Anxious to plant?

“Plant your crops after the full moon in May.”

That was the planting advice offered by Juliett Enfield, the agricultural extension educator at the Penn State Extension Office in Youngsville. This year, that means after May 25.

That goes for commercial crops, as well as home gardeners.

“Anything you put in the ground” Enfield added.

Asked about last year’s late frost, she said anything is possible, but planting dates are based on many years of recording the weather. This year there is a 50 percent chance of frost after May 13, according to the “Old Farmers Almanac”.

It also lists a variety of planting dates for seeds, depending on the plant. Beets, parsnips and broccoli may be planted as early as the last week in April. Squash, corn and melons shouldn’t be sown until the last week in May.

For planting transplants, most vegetables should be safe if planted in late May, although eggplants should wait until June. Again, those dates are based on historical averages, and do not represent a forecast.

The U.S. Department of Agriculture’s hardiness map is the standard by which gardeners and growers can determine which plants are most likely to thrive at any given location.

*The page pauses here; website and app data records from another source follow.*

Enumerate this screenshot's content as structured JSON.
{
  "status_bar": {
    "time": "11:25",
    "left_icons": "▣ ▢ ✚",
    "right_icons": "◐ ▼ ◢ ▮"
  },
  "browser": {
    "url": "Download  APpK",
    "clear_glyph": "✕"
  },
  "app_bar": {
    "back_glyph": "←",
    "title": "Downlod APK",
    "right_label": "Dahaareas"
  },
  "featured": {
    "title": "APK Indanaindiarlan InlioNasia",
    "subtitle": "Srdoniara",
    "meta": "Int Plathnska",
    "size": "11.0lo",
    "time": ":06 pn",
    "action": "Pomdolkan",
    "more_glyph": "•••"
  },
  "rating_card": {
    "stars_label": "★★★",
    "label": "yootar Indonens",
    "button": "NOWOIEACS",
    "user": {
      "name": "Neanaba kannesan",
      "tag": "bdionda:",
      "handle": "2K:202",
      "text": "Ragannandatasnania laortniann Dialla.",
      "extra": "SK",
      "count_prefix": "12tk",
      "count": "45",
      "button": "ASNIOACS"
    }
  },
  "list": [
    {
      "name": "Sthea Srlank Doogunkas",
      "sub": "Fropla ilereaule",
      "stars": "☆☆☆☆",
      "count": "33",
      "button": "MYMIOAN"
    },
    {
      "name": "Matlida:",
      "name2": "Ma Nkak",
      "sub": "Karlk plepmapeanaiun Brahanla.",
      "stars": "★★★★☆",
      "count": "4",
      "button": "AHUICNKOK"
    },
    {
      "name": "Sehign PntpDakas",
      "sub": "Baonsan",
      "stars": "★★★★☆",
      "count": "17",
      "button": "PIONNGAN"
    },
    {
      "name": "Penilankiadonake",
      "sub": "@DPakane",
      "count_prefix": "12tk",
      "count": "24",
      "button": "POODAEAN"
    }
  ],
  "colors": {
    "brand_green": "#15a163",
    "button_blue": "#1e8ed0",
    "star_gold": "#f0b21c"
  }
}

The map is based on the average annual minimum winter temperature, divided into 10-degree Fahrenheit zones. Although it does not affect planting dates, it is nice to know if your gardening choices will survive. Most nurseries and landscapers provide recommended hardiness zone ratings for their plants. Warren County falls into zones 5A and 5B, which is slightly warmer.

Gardening in raised beds that are at least 12 inches tall provides many advantages, including soil warming earlier for faster germination. It won’t protect against frost, however, unless plants are covered.

Buying seeds is easier now than ever, with most seed companies offering their products online. There is also a much greater variety than in the past, and heirloom and organic seeds are marketed by many companies, some that are specialized. Seed companies that have signed the Safe Seed Pledge promise not to sell seeds that have been genetically modified.